New Study Highlights Global Ransomware Threat

Long gone are the good ol’ days when hackers targeted systems for bragging rights or mischief

Today, the world’s most prolific malicious hackers typically work for groups with more destructive goals in mind or for financial gain. While technology to improve security continues to be developed and deployed, malware attacks are constantly evolving, and the high financial stakes involved mean organizations can invest heavily into developing new attacks.

Understanding the nature of the ongoing malware threat is essential for preparing. Sophos recently released its 2018 Malware Forecast outlining the evolving nature of malware and helping companies prepare for it. In particular, the report showed that malware is still common. Furthermore, threats are moving beyond Windows targets, historically the most common target, and moving toward Android devices.

Ransomware Rampage

Between April and October, the nature of ransomware attacks changed. While Cerber was the dominate ransomware program since shortly after its release in early 2016, another ransomware kit, WannaCry, emerged in May of 2017. While Cerber still accounted for 44.2 percent of ransomware attacks during the six-month period, WannaCry edged it out, accounting for 45.3 percent of attacks. WannaCry was largely distributed via the EternalBlue, an exploit experts believe was initially developed by the United State’s NSA.

SophosLabs researcher Dorka Palotay believes the “worm-like characteristics” in new types of ransomware will make it gradually harder to control while becoming easier to copy.

We’re expecting cybercriminals to build upon WannaCry and NotPetya and their ability to replicate, and this is already evident with Bad Rabbit ransomware, which shows many similarities to NotPetya

The SophosLabs report also discussed another ransomware platform first discovered in June: NotPetya. Originally part of an accounting package in Ukraine, NotPetya had a limited geographical impact. Again, the EternalBlue exploit was used for its distribution. However, most unpatched and vulnerable machines had already been affected by WannaCry, further reducing NotPetya’s impact. The NotPetya attack was run poorly for several reasons, the most prominent being that the email address listed in the attack didn’t work, so those affected had no means to restore their data and the attackers could not be paid.
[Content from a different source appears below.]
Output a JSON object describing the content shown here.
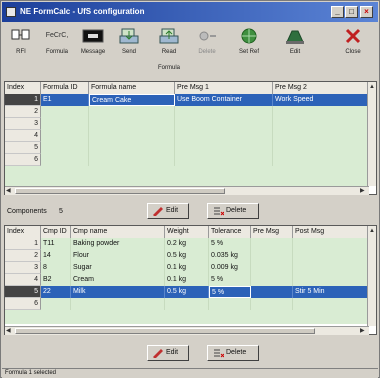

Cerber is expected to remain a viable ransomware tool. Its creators sell Cerber on the dark web, and they make money by collecting a percentage of the ransom its users generate. As a result, Cerber’s developers have the resources needed to add new features, making it a moving target for security professionals.

Android Attacks

The report from SophosLabs showed that Android exploits were on the rise, increasing nearly every month in 2017. In total, 30.37 percent of all infestations were ransomware attacks. Ransomware, according to Sophos experts, is popular partially because it’s easier to turn into revenue than other mainstays of mobile exploits.

The Google Play store has advanced tools for detecting and removing malware. Third-party markets, on the other hand, are far less safe and represent the most common source of malware infestations. SophosLabs processed approximately 10 million suspicious apps through 2017, an increase from the 8.5 millions apps inspected in 2016. Among those assessed, 77 percent turned out to be malware. This number shows the continued rise of Android malware. In 2013, slightly more than 500,000 apps were malicious, a number that rose to close to 2.5 million in 2015 and almost 3.5 million in 2017. Conversely, the number of potentially unwanted applications, which includes adware, non-malicious spyware, and hacking tools, fell from a peak of more than 1.4 million in 2016 to less than 1 million in 2017.


Among the most common Android exploit software, 42 percent of attack stopped by SophosLabs were based on the Rootnik. PornClk came in second with 14 percent of the stopped attacks, followed by Axent at nine percent, SLocker at eight percent, and Dloadr at six percent. Traces of Rootnik could be found on many Google Play apps.

Protecting Against Ransomware

Sophos outlined techniques for combating ransomware. Prompt patching is perhaps the most valuable first-line defense against ransomware attacks, as it provides fixes for potential exploits. A regular patching schedule can help, but companies will also want to keep an eye on security bulletins. As shown with the NotPetya attack, faulty ransomware attacks might not even provide an opportunity for payment, so regular backups, stored offsite, are critical for ensuring critical data can be restored. Regular backups are useful for non-malware incidents as well, as disasters, mistakes, and a wide range of other events can result in lost data.

Macros in Microsoft Office documents are a common source of malware infestations. Be extremely cautious with email attachments, and ensure family members and company employees are properly educated about potential attacks. Microsoft has, for years, turned the auto-execution of macros off by default. Although it can be convenient to turn it on, doing so puts computers at great risk. Third-party security software can also be helpful for detecting malware attacks.

For Android, the best advice is to stick to the Play Store for finding and installing apps; third-party stores simply lack the security and reputation of Google’s platform. Malware can still find its way to the Play Store, so be wary of apps before installing them. Sticking with popular apps from reputable companies reduces the odds of being attacking greatly.